Every once in a while I become a bit of a digital hermit. I stop writing blogs (look at how long it's been since I submitted a post to TAFE Bytes). I don't update my LinkedIn profile. I stop posting or even looking on Facebook. I don't tweet (actually I don't tweet much at the best of times - who'd want to follow me?).
I know I do this, because all these social networks let me know (Come back! We miss you!).
Amazon tells me I haven't bought a book in a while, and even a major department store tells me that I haven't been buying anything on my store card.
We all lay low occasionally, often because we're too busy to keep in touch with all our networks. Or maybe we just want a bit of space. And I suppose it's nice to know that our online communities care about us, even if it is just to make sure we haven't signed up with someone else (the Next Big Thing).
It's just like in our offline life - friends or family will call us if we disappear off the radar for a while - it's all part of caring about each other. In a previous post I talked about maintaining networks (The Medium Sell), and whether our communities are online, offline, personal or business, it's the relationships between us and our contacts that tell us what's happening in the world and our fields of interest.
Which is why people hold conferences, forums, seminars, colloquiums… all manner of get-togethers to share knowledge and maintain contacts.
Education is changing so rapidly with new approaches and new technologies, that many institutions are holding forums to explore and engage with possibilities for future directions. This is a unique time in education, one in which innovation is an almost daily occurrence. And those who try new approaches, or look at old approaches in new ways, will be the most successful in the long run.

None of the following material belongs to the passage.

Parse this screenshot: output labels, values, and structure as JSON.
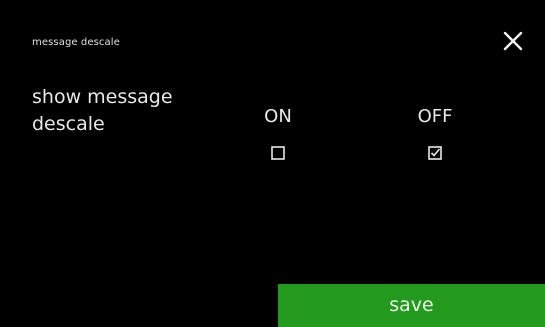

Which leads me on to a forum that we're holding at the Northern Sydney Institute on Thursday November 21st, called (appropriately) the Learning and Teaching Innovation Forum.
It will be a day of conversations, exhibitions and ideas, and hopefully the first of many.
For more details about the forum, head to http://www.learninginnovationforum.com.au. The website contains a description and overview of the day, and anyone interested can register to attend. It's free, and sure to inspire.
For now though, I'm going to stop being a hermit and get back into blogging.